Lowlands’ Lament. February 24, 2011Posted by littlebangtheory in Art and Nature, Love and Death, Politics and Society.
Tags: asparagus, Connecticut River, corn, dams, floods, Holyoke Range, Lake Hitchcock, Milton power plant, Mt. Tom, the Law of Unintended Consequences, tobacco
Half an hour’s drive east of here, the Deerfield river flows into the Connecticut, New England’s longest and grandest waterway.
The lowlands of the Connecticut are legendary for their fertility. For the hundred centuries since the draining of ancient Lake Hitchcock, yearly floods have replenished the fertile flood plain with organically rich silts, turning the once-lake-bottom into some of the most productive farmland in North America. For generations, the Connecticut River Valley was an exporter of cash crops, most notably tobacco, and in the last century, the fabled Hadley asparagus. The latter has of late succumbed to a rust blight and is now in decline.
As population in the valley grew and the bottom lands were developed, however, the cost to individuals of the yearly Spring floods, some of which were really quite monstrous, prompted calls for control of this awesome force of nature. Dams were built, levees erected, and except for rare breaches, Civilization was saved.
But as with all such human interventions, there were unforseen consequences. The end of the yearly floods marked the beginning of the decline of the region’s reign as Bread Basket (or humidor, as the case might be) of The Northeast. Crop yields dropped even as the amount of fertilizer needed increased, raising the cost of doing business and driving much of the commercial farming elsewhere. While Summer still sees the valley bottom sown with corn, tobacco and assorted pumpkin patches, the area has lost its preeminence as a commercial farming hub.
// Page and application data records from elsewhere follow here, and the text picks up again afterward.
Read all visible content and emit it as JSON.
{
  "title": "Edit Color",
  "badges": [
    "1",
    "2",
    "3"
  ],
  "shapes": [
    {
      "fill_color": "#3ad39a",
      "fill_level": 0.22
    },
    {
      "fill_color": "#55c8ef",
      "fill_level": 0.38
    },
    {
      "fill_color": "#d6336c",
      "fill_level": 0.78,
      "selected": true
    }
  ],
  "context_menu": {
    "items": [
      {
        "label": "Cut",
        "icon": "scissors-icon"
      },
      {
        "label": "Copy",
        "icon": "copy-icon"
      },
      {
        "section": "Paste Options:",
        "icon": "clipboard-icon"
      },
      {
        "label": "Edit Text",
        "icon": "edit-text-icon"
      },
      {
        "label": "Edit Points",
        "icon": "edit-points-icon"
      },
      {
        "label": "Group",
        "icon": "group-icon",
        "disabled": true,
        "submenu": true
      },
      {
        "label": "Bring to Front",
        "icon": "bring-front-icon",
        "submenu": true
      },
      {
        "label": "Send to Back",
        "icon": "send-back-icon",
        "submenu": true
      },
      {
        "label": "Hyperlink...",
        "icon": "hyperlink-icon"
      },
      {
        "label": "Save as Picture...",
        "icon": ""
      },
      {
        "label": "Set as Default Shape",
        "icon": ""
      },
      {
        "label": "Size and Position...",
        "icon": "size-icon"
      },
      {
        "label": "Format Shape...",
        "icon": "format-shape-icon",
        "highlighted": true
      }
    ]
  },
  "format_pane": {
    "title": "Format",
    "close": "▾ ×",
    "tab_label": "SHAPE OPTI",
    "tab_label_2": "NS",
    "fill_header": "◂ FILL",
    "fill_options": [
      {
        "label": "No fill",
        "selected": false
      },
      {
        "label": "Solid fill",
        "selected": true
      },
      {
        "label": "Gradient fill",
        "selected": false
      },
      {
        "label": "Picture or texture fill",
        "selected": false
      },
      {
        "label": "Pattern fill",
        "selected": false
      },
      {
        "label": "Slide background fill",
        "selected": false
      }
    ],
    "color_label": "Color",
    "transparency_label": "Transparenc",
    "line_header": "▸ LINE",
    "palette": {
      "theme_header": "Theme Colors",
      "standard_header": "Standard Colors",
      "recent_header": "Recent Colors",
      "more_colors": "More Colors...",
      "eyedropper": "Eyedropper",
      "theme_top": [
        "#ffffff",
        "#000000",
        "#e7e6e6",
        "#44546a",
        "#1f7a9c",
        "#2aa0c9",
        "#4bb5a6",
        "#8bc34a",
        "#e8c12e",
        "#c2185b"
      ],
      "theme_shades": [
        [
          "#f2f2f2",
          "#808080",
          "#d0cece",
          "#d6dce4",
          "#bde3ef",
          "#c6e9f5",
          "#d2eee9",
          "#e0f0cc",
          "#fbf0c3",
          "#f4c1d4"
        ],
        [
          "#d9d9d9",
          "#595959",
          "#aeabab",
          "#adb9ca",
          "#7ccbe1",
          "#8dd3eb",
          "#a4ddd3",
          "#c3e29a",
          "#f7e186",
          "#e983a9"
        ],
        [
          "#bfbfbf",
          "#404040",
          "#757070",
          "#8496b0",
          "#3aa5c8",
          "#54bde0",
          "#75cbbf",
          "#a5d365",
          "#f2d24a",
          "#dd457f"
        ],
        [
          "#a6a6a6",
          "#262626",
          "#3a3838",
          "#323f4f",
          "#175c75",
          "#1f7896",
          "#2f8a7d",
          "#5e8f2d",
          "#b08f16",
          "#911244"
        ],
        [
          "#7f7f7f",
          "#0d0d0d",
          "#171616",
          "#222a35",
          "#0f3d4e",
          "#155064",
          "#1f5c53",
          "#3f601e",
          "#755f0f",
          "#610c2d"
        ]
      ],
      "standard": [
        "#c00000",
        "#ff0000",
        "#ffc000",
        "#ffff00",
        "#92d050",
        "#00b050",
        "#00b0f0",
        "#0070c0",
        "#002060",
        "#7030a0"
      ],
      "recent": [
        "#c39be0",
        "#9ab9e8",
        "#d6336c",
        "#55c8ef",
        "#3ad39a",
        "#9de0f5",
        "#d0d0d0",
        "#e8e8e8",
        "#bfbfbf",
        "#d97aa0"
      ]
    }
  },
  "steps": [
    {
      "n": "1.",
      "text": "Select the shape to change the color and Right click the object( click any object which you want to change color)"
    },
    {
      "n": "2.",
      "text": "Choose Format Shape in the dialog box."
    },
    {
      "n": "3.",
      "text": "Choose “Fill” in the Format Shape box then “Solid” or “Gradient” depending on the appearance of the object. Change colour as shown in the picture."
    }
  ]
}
Here’s a winter eve’s view of the Holyoke Range, with Mount Tom’s impressive basalt escarpment in relief on the right, as seen across a stubble of corn between Northampton and the Great River itself:
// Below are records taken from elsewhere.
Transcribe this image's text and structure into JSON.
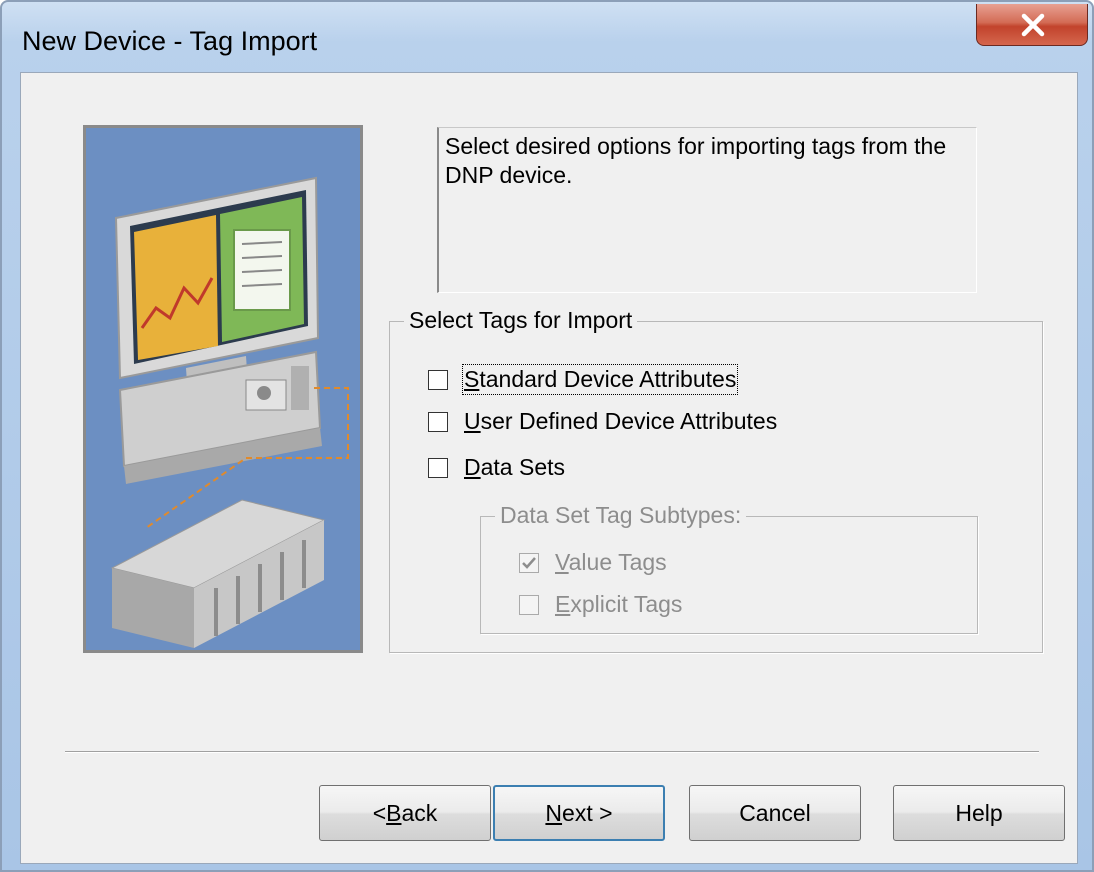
{
  "window": {
    "title": "New Device - Tag Import",
    "close_icon": "close-icon"
  },
  "description": "Select desired options for importing tags from the DNP device.",
  "tag_group": {
    "legend": "Select Tags for Import",
    "options": [
      {
        "pre": "",
        "key": "S",
        "rest": "tandard Device Attributes",
        "checked": false,
        "enabled": true,
        "focused": true
      },
      {
        "pre": "",
        "key": "U",
        "rest": "ser Defined Device Attributes",
        "checked": false,
        "enabled": true,
        "focused": false
      },
      {
        "pre": "",
        "key": "D",
        "rest": "ata Sets",
        "checked": false,
        "enabled": true,
        "focused": false
      }
    ]
  },
  "subtype_group": {
    "legend": "Data Set Tag Subtypes:",
    "options": [
      {
        "pre": "",
        "key": "V",
        "rest": "alue Tags",
        "checked": true,
        "enabled": false
      },
      {
        "pre": "",
        "key": "E",
        "rest": "xplicit Tags",
        "checked": false,
        "enabled": false
      }
    ]
  },
  "buttons": {
    "back": {
      "pre": "< ",
      "key": "B",
      "rest": "ack"
    },
    "next": {
      "pre": "",
      "key": "N",
      "rest": "ext >"
    },
    "cancel": {
      "pre": "",
      "key": "",
      "rest": "Cancel"
    },
    "help": {
      "pre": "",
      "key": "",
      "rest": "Help"
    }
  },
  "colors": {
    "illustration_bg": "#6c8fc2",
    "default_button_border": "#3c7fb1",
    "disabled_text": "#8d8d8d"
  }
}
Stars are just beginning to twinkle at upper left in this thirty-second exposure, while the Milton coal-fired power plant’s stack glows malevolently red in the gap where the Connecticut transects the range.
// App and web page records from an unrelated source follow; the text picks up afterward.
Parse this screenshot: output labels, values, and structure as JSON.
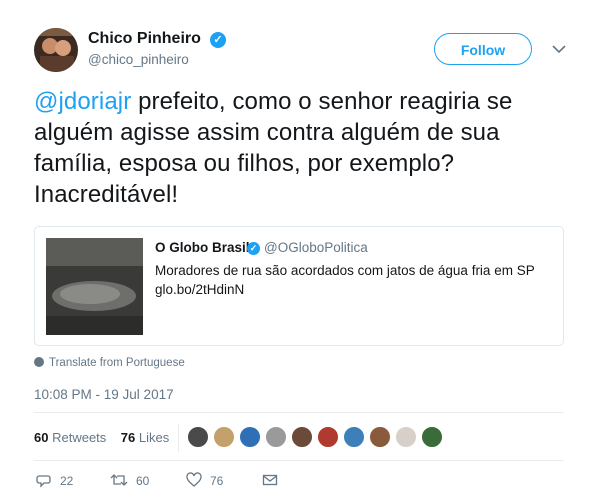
{
  "author": {
    "name": "Chico Pinheiro",
    "handle": "@chico_pinheiro",
    "follow_label": "Follow"
  },
  "tweet": {
    "mention": "@jdoriajr",
    "text": " prefeito, como o senhor reagiria se alguém agisse assim contra alguém de sua família, esposa ou filhos, por exemplo? Inacreditável!"
  },
  "quoted": {
    "name": "O Globo Brasil",
    "handle": "@OGloboPolitica",
    "text": "Moradores de rua são acordados com jatos de água fria em SP",
    "link": "glo.bo/2tHdinN"
  },
  "translate_label": "Translate from Portuguese",
  "timestamp": "10:08 PM - 19 Jul 2017",
  "stats": {
    "retweets_count": "60",
    "retweets_label": "Retweets",
    "likes_count": "76",
    "likes_label": "Likes"
  },
  "actions": {
    "replies": "22",
    "retweets": "60",
    "likes": "76"
  },
  "colors": {
    "accent": "#1da1f2",
    "secondary_text": "#657786"
  },
  "icons": [
    "verified-icon",
    "chevron-down-icon",
    "globe-icon",
    "reply-icon",
    "retweet-icon",
    "like-icon",
    "message-icon"
  ]
}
This image reminds me of Western landscapes I’ve loved forever, and I intend to mine this spot through the seasons until you beg me to stop.